The house at 73 Joy Street in Beacon Hill in Boston was built in 1825-1826 for black hairdresser and musician John B. Holmes. The house is named for John Telemachus Hilton (1801-1864) (pdf), also a hairdresser, who was a Grand Master of the Prince Hall Masonic Lodge, a founder of the Massachusetts General Colored Association, a member of the Boston Vigilance Committee and on the Board of Managers of the Anti-Slavery Society. Hilton only briefly lived in the house, which is also associated with the brothers, Anthony F. Clark (who lived there) and Jonas W. Clark (who used it as a rental property). The house is also one of several boardinghouses owned by John R. Taylor, who is known to have assisted fugitive slaves. [For more info, see this Document]

3 Smith Court, Boston (1799)

Smith Court, on Boston’s Beacon Hill, was the center of the city’s African American community in the nineteenth century.
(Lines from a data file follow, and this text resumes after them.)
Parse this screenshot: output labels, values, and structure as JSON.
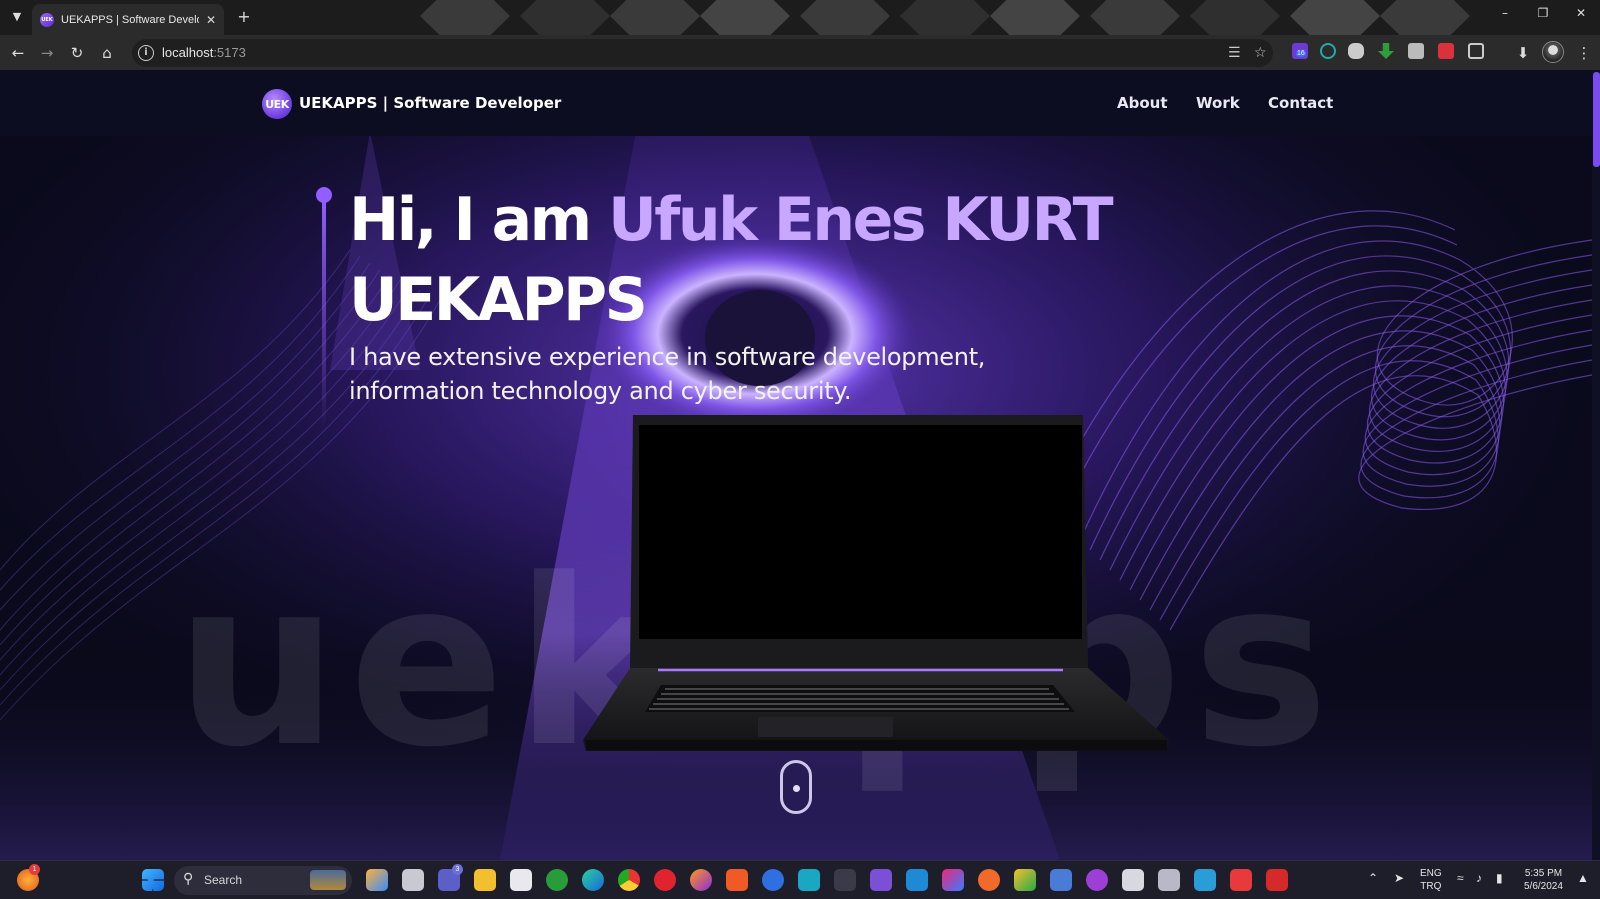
{
  "browser": {
    "tab_title": "UEKAPPS | Software Developer",
    "favicon_text": "UEK",
    "url_host": "localhost",
    "url_port": ":5173"
  },
  "site": {
    "logo_text": "UEK",
    "brand": "UEKAPPS | Software Developer",
    "nav": [
      {
        "label": "About"
      },
      {
        "label": "Work"
      },
      {
        "label": "Contact"
      }
    ],
    "hero": {
      "greeting": "Hi, I am ",
      "name": "Ufuk Enes KURT",
      "title2": "UEKAPPS",
      "subtitle_line1": "I have extensive experience in software development,",
      "subtitle_line2": "information technology and cyber security.",
      "watermark": "uekapps"
    }
  },
  "taskbar": {
    "search_label": "Search",
    "teams_badge": "3",
    "lang_line1": "ENG",
    "lang_line2": "TRQ",
    "time": "5:35 PM",
    "date": "5/6/2024",
    "notification_badge": "1",
    "extension_badge": "16"
  },
  "colors": {
    "accent": "#915eff",
    "highlight": "#c7a7ff",
    "nav_bg": "#0d0d22"
  }
}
The house at 3 Smith Court, a double house with a common entryway, was built in 1799 by two white bricklayers. Just the year before, a ropewalk had been demolished on the property leading to the construction of residences. By 1830, black families were renting the house at 3 Smith Court. The longest resident of the house was was James Scott, an African American clothier, who became a tenant in 1839 and bought the property in 1865. Originally from Virginia, Scott was an abolitionist who was arrested in 1851 for his role in freeing fugitive slave Shadrach Minkins. From 1851-1856, part of the house was rented by William C. Nell, a journalist and abolitionist, who led the campaign to integrate Boston’s public schools. He became the first published African American historian when he wrote Services of Colored Americans in the Wars of 1776 and 1812 (1851) and Colored Patriots of the American Revolution (1855).

Second Brazer Building (1896)

The Second Brazer Building (pdf), an early steel-frame skyscraper in Boston is located at 25-29 State Street, across from the Old State House, at the intersection with Devonshire Street. Built in 1896, it replaced the original three-story Brazer’s Building of 1842, which had stood on the same spot. The Second Brazer Building is the only Boston commission of New York architect Cass Gilbert and features decorative terra-cotta on the upper floors. The building has a trapezoidal foundation plan to fit the irregular street grid pattern.

74 Joy Street, Boston (1862)

At 74 Joy Street in Boston’s Beacon Hill is a mansard-roofed building, built in 1861-1862. Designed by Gridley J.F. Bryant, it was built as Boston’s Police Station Number 3. In 1962, it ceased being used as a police station and in 1966 it was bought by the Beacon Hill Civic Association (it also houses the Beacon Hill Business Association and Beacon Hill Village).